Picture the scene – the ICO poised to speak about the GDPR to approximately 500 recruiters at Bullhorn Live yesterday . The lights were dimmed, the anticipation of receiving some clarity was almost palpable. Surely after this session we’ll all understand what we need to about the GDPR?
Fast forward to an hour later, the result ? Widespread disappointment. Why? Because as one attendee told me “the ICO didn’t have anything specific to say to the industry”.
Why didn’t the ICO have anything specific advice for recruiters?
In my view, expectations of the session were unreasonable. For the GDPR to make sense in a particular business context it requires a deep working knowledge of the GDPR and the industry sector, this is why the ICO are relying on the industry bodies to do this. There would be widespread outrage if the ICO issued a set of recruitment industry specific rules without any context or consultation. For example a ruling that “in the recruitment sector personal data is considered to be out of data after 100 days” or “recruiters should not keep any data for longer than 90 days”.
How can recruiters gain a better understanding of what the GDPR means?
Later another disappointed delegate told me that last week, he had attended a brilliant session on the GDPR specifically for recruiters. He had clarity for the first time about what he needs to do about the GDPR. I was intrigued, who had delivered this session? My colleague Lucy Kendall from ComplyGDPR! We hear this feedback over and over again about our sessions for recruiters.
To be clear the ICO session was helpful and gave consistent generic advice. The difference is that ComplyGDPR deliver the same message using our knowledge of the industry combined with guidance from our legal advisors at CMS Law.
We explain how the impact of the GDPR will play out in the context of a recruitment business. We can do this because we understand the business processes as we come from the industry ourselves. The ICO can not and will not do this. They have stated in the past and repeated again yesterday that the ICO do not give industry specific advice. Instead, they welcome the industry bodies to represent their members and to provide codes of conduct
What should recruiters do about the GDPR?
The GDPR has very few hard and fast rules, there are general principles and guidance. These needs to be interpreted against the background of data privacy laws. Even if data privacy is news to many recruiters it is not a novel concept.
The GDPR requires that a recruitment business undertakes some work to interpret how those rules apply to its own business operations.
What are the benefits of the GDPR?
ComplyGDPR are working with a large number of recruitment businesses to define their policies and processes so that they can comply with the GDPR whilst being able to operate their business in a way that takes data privacy seriously. Yes, work and change is required and it can be challenging to some existing practices. However, once the concepts are grasped, the GDPR begins to make sense and recruitment businesses begin to see how this can bring wider benefits. Weaknesses are identified, poor working practices are addressed and security is tightened. All of this results in a better managed business where a range of risks are minimised. The upside being that less time you spend dealing with things that go wrong the more time you spend earning money!
GDPR exam or coursework?
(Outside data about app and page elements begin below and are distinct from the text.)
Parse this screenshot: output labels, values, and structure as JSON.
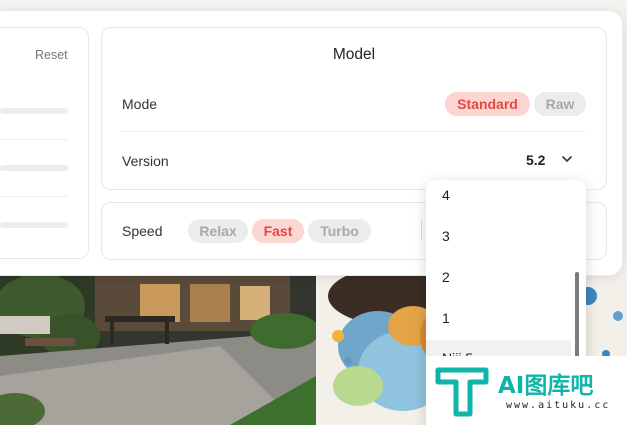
{
  "left_panel": {
    "reset_label": "Reset"
  },
  "model": {
    "title": "Model",
    "mode": {
      "label": "Mode",
      "options": [
        "Standard",
        "Raw"
      ],
      "selected": "Standard"
    },
    "version": {
      "label": "Version",
      "value": "5.2",
      "icon": "chevron-down-icon"
    }
  },
  "speed": {
    "label": "Speed",
    "options": [
      "Relax",
      "Fast",
      "Turbo"
    ],
    "selected": "Fast"
  },
  "version_dropdown": {
    "items": [
      "4",
      "3",
      "2",
      "1",
      "Niji 5"
    ]
  },
  "watermark": {
    "logo_text": "AI图库吧",
    "url": "www.aituku.cc"
  },
  "colors": {
    "accent": "#e64a3c",
    "accent_bg": "#fcd6d3",
    "inactive_bg": "#ececec",
    "inactive_text": "#a9a9a9",
    "watermark": "#0fb5a9"
  }
}
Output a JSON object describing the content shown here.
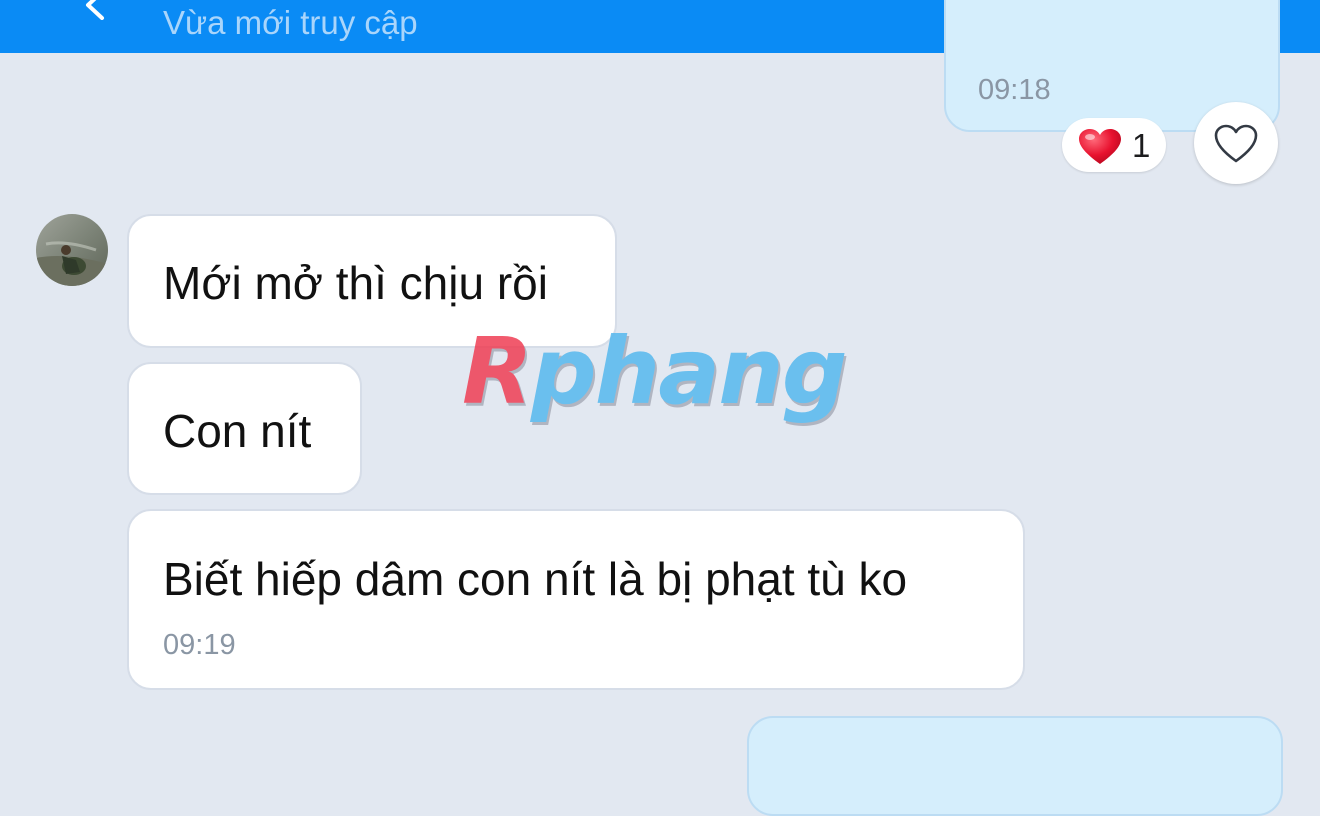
{
  "header": {
    "subtitle": "Vừa mới truy cập",
    "background_color": "#0a8bf5",
    "icons": [
      "back-icon",
      "call-icon",
      "video-call-icon",
      "menu-icon"
    ]
  },
  "messages": [
    {
      "direction": "outgoing",
      "time": "09:18",
      "reaction": {
        "icon": "heart-icon",
        "count": "1"
      }
    },
    {
      "direction": "incoming",
      "text": "Mới mở thì chịu rồi"
    },
    {
      "direction": "incoming",
      "text": "Con nít"
    },
    {
      "direction": "incoming",
      "text": "Biết hiếp dâm con nít là bị phạt tù ko",
      "time": "09:19"
    },
    {
      "direction": "outgoing"
    }
  ],
  "watermark": {
    "first": "R",
    "rest": "phang"
  },
  "colors": {
    "chat_background": "#e2e8f1",
    "outgoing_bubble": "#d5eefc",
    "incoming_bubble": "#ffffff",
    "heart": "#e8122f"
  }
}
We see our clients move from fearing the GDPR as a single exam taking place next May on which pass or fail is going to be decided on their performance at one exam, to thinking about it as an on-going assessment based project that will be marked on evidence of their GDPR coursework.
The ICO reiterated at Bullhorn Live, that recruiters should do their best to prepare and comply. How? By looking at how they can make data privacy a cornerstone of their business; identifying the risks that they create for others in their business; by processing their data and taking action through technical and organisational measures in order to manage those risks. Businesses need to ensure that they have a legal basis of processing data and be able to demonstrate through documentation how the business is dealing with the new rights of an individual under the GDPR.
How can recruiters know whether they have interpreted the GDPR correctly?
The marking scheme is dependent on the regulators being able to see how a business has arrived at its answers and the amount of effort that it has put in. It’s not a single pass or fail exam, the effort counts. If a GDPR coursework folder is empty then low marks are inevitable. Fear of getting it wrong is not a valid reason for not trying your best.
How can recruiters fast track their GDPR project?
If your GDPR folder still only contains blank pages, you can get a head start by using our toolkit which provides a structured action plan for a recruitment business and a wealth of resources in order to manage your project and help you identify what you need to do. We provide a substantial amount to help you from implementation workshop, toolkit, resource library, templates, practical advice, helpline and staff training. Plagarism of our work is 100% encouraged.
If you need a steer on what sort of questions you need to be answer, contact us for our free GDPR readiness checklist or watch one of the recorded webinars or podcasts available through our website.
ComplyGDPR work solely with businesses in the recruitment sector, executive search, contingency recruitment, interim management. We work in conjunction with CMS Law. Our clients range from sole trader to international businesses with multiple offices. We have pricing models that are appropriate to the size and complexity of the business.